Monday, January 17, 2011
Becoming My Heroine Sometimes Requires An Underwear Change
When I watch America's funniest videos, I always laugh the hardest at the ones where someone or something jumps out and scares some unsuspecting soul. One of my favorites is when a group of school kids(8-12 years old) pass a snowman in a front yard, and the snowman jumps at them. Throwing their books in the air, they run like there's no tomorrow.
What does that say about me? That I have a sick sense of humor? Then there's the one where some young men run a mouse on a string across the floor in front of an unsuspecting frat brother who screams like a little girl and jumps on the counter. That one usually brings tears to my eyes. And Red Skelton and Mickey Rooney in the cave with Elliott the Dragon in Pete's Dragon can set me off just thinking about it.

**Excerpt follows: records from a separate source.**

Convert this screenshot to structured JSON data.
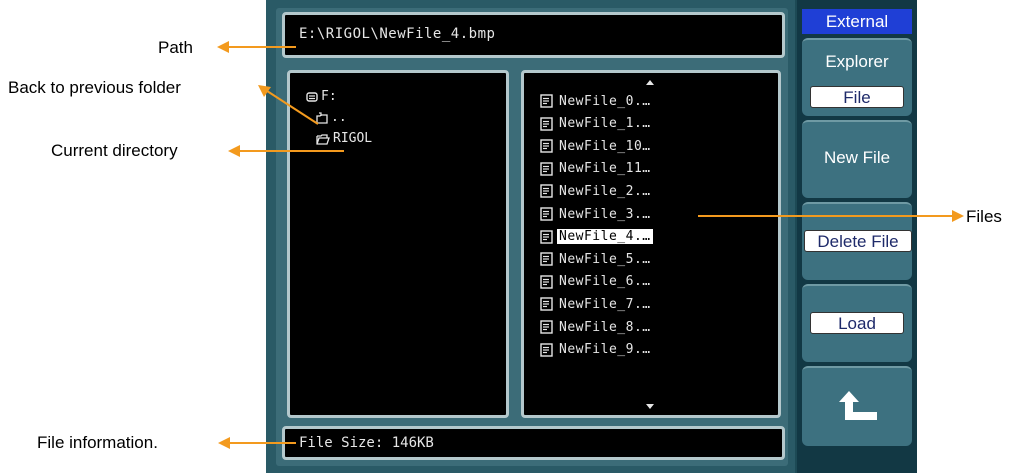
{
  "screen": {
    "path_text": "E:\\RIGOL\\NewFile_4.bmp",
    "directory_tree": [
      {
        "label": "F:",
        "icon": "drive-icon"
      },
      {
        "label": "..",
        "icon": "folder-up-icon"
      },
      {
        "label": "RIGOL",
        "icon": "open-folder-icon"
      }
    ],
    "files": [
      "NewFile_0.…",
      "NewFile_1.…",
      "NewFile_10…",
      "NewFile_11…",
      "NewFile_2.…",
      "NewFile_3.…",
      "NewFile_4.…",
      "NewFile_5.…",
      "NewFile_6.…",
      "NewFile_7.…",
      "NewFile_8.…",
      "NewFile_9.…"
    ],
    "selected_file": "NewFile_4.…",
    "file_info": "File Size: 146KB"
  },
  "menu": {
    "title": "External",
    "explorer_label": "Explorer",
    "explorer_value": "File",
    "new_file_label": "New File",
    "delete_file_label": "Delete File",
    "load_label": "Load",
    "back_icon": "return-arrow-icon"
  },
  "annotations": {
    "path": "Path",
    "back": "Back to previous folder",
    "current_dir": "Current directory",
    "files": "Files",
    "file_info": "File information."
  },
  "colors": {
    "accent_arrow": "#f39a1e",
    "menu_title_bg": "#1f3fd6",
    "panel_bg": "#000000",
    "panel_border": "#b4c8cc",
    "menu_button_bg": "#3d7180"
  }
}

In my latest WIP, I had an opportunity to include a scene like that, and I jumped all over it. The problem was I couldn't stop laughing. It felt like I was right there at the lake house with my characters. I decided to post the excerpt, although my guess is, although you might think it's cute, it won't have the same effect on you as it did me.
The set up is that my girl, Jordan, and her 70-ish friend, Lola, conspired to help a young girl who has just inherited a lake house from her grandfather. She thinks it's haunted, however, because she hears pounding sometimes. The plan is for Lola, who does tarot card readings, to convince this girl that she's talking to the ghost while Jordan blows the candle to make it flicker as part of the ghost’s response. The story starts just as Lola slams the table for effect.
Without warning, she slammed her hand on the table, nearly spilling the water in the center. "Speak to us now. We mean you no harm and only want to communicate with you to understand why you’re here."
The room was so quiet, Jordan was sure she could hear her own heart beating. She knew Lola was good at what she did, but this performance was Academy Award worthy. Despite being a true skeptic, she halfway believed Lola was actually talking to a dead person.
"There’s only one spirit here," Lola continued, turning to Sandy. "It's your grandfather, and he wants to know you'll be okay before he can leave this earth."
Tears formed in Sandy's eyes. "Tell him I'm fine. Tell him I miss him terribly."
"Tell him yourself. He's here with us now." Lola leaned closer. "If you want to speak to your granddaughter, give us a sign." She glanced up at Jordan nodding toward the flame again.
"It's him," Sandy exclaimed as the flame moved slightly when Jordan blew on it. "Oh, Grandpa, I miss you so much."
Jordan concentrated on the candle, her heart still racing from when Lola banged on the table. Out of the corner of her eye, she caught a slight movement next to the fireplace, behind the drapes on the right, and she gasped.
When Lola shot her a reprimanding look, Jordan mouthed “Sorry.”
Sheesh! She was more than a little freaked out.
"Your granddaughter’s fine," Lola began, before turning to Sandy. "What was his first name?"
"Douglas, you can have peace now. Be gone..."
Just then the furnace kicked on, causing the drapes to flutter, and Jordan's nerves got the best of her. As she screamed, she watched in horror when one side of the drapes pulled away from the wall and headed directly toward her.
Jumping from the chair, she ran for the door, glancing back, only to see the other drape chasing them, too.
Lola nearly knocked her over, trying to reach the door before the drapes attacked. Sandy ran past both of them, screaming at the top of her lungs. She flung open the front door, and all three women poured out into the cool night air, nearly rolling down the steps.
Panic twisted Jordan's insides, and her silent scream was suffocating her. When she had almost made it to the car, she tripped over Lola's caftan, tumbling across the front lawn. Struggling to get up, she felt the drape touch her shoulder.
I have started using Dragon Naturally Speaking, a voice recognition program because not only does my typing suck, but I'm still recovering from hand surgery. Anyway, I talk - Dragon types. As I'm reading the dialogue, I can't stop laughing. Dragon keeps asking me to please say that again. By now I'm nearly wetting my pants imagining the drapes chasing them, and I holler "I can't. Wait a minute." Dragon keeps typing. Still laughing I holler "Quit typing, dammit". You know what Dragon typed. By the time I was able to get control of myself, I had about 10 lines of idiot commands typed.
The point I'm trying to make with all this is in that short period of time when I was dictating my scene, I was actually Jordan, in the room with my friends running from the drapes.I felt her fear, although she wasn't laughing.
So my question for you all is do you ever find yourself in that situation? Do you ever imagine yourself as your heroine? Does it help writing certain scenes?I would love to hear the dialogue that put you there.